Fitbits are an excellent way to monitor blood pressure - many of them have a built-in tracker that updates throughout the day. If one needs to keep track of blood pressure throughout the day, and don't want to carry around a large machine, Fitbits are an excellent solution for keeping an eye on things on the go.
Yes. Diet can play a large role in blood pressure. When talking to a doctor, ask for specific diet recommendations. Many doctors suggest reducing saturated fats, refined sugars, and empty calories. The Mediterranean diet is often recommended for people who want to lower their blood pressure. This diet includes lots of fresh vegetables, whole grains, nuts, and seeds. One may also want to investigate the DASH diet (Dietary Approaches to Stop Hypertension).
Yes. Salt raises blood pressure. Cutting down on salt can decrease your blood pressure by up to 8 mmHg. The opposite is also true: a salty snack or meal can cause your blood pressure to spike. Instead of salt, cook with spices and herbs.

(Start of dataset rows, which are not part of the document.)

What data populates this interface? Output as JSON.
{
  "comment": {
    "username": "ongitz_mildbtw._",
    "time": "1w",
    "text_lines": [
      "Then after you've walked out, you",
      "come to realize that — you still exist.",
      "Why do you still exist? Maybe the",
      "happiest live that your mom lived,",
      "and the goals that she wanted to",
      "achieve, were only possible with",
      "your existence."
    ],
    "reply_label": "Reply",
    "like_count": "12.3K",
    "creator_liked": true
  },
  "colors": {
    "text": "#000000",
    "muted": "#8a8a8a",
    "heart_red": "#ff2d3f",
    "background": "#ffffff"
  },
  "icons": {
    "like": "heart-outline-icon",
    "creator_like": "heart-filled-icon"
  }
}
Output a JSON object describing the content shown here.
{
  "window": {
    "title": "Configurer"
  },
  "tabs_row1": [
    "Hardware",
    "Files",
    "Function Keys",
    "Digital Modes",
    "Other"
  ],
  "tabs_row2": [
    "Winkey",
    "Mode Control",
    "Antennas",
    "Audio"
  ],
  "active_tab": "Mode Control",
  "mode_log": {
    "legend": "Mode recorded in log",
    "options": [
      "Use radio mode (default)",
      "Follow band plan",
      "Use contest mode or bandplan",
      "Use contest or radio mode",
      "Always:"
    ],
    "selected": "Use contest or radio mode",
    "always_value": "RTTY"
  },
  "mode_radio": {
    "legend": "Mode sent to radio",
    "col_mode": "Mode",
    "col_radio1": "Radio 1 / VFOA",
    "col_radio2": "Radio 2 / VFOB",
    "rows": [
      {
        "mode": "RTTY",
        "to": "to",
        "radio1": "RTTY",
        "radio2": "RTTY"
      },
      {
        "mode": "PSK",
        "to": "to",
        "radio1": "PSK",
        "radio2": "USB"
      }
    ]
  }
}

Yes. If someone is overweight, they are much more likely to have high blood pressure. The more they weigh, the harder the heart has to work to get blood circulated throughout the body. Fortunately, even a small weight loss can make a big difference. Studies show that losing just 10 pounds can result in a significant improvement in blood pressure. Losing weight can also prevent or improve sleep apnea.
Yes. Drinking more water will help lower blood pressure and help with weight loss. Add some cucumber or lemon to your water to give it some flavor. Cut out beverages that have refined sugars and empty calories, like soda or sugary juice drinks. A small amount of alcohol is fine, but alcohol binges can cause unsafe variations in your blood pressure. Be careful with caffeine, too. A small amount is fine, but limit daily caffeine intake to the amount you'd find in a cup or two of coffee.
Generally, yes. Before beginning a new exercise regimen, check with a doctor to make sure you're healthy enough for physical exertion. If the doctor clears you for exercise, increase your level of exercise gradually. Experts say that 30 minutes per day of moderate exercise is a good goal. Start gradually by taking the stairs instead of the elevator, parking at the end of the parking lot instead of close to the door, etc. Walking, hiking and biking are all good forms of physical exercise that will strengthen your heart, lower your blood pressure, and help with weight loss.
If one currently smokes, quitting is the best thing to do for your blood pressure. Each cigarette that you smoke causes an unsafe spike in blood pressure, so the sooner to quit, the better.
Reducing stress can help blood pressure, too. Examine the stressful things in life and see if you can eliminate any of them. Consider taking up yoga or meditation.
According to the U.S. Centers for Disease Control, 75 million American adults, or 1 in 3, have high blood pressure. High blood pressure can be a problem in any age group and makes the likelihood of heart disease and stroke much higher. High blood pressure is also treatable with diet and/or medication when diagnosed in time.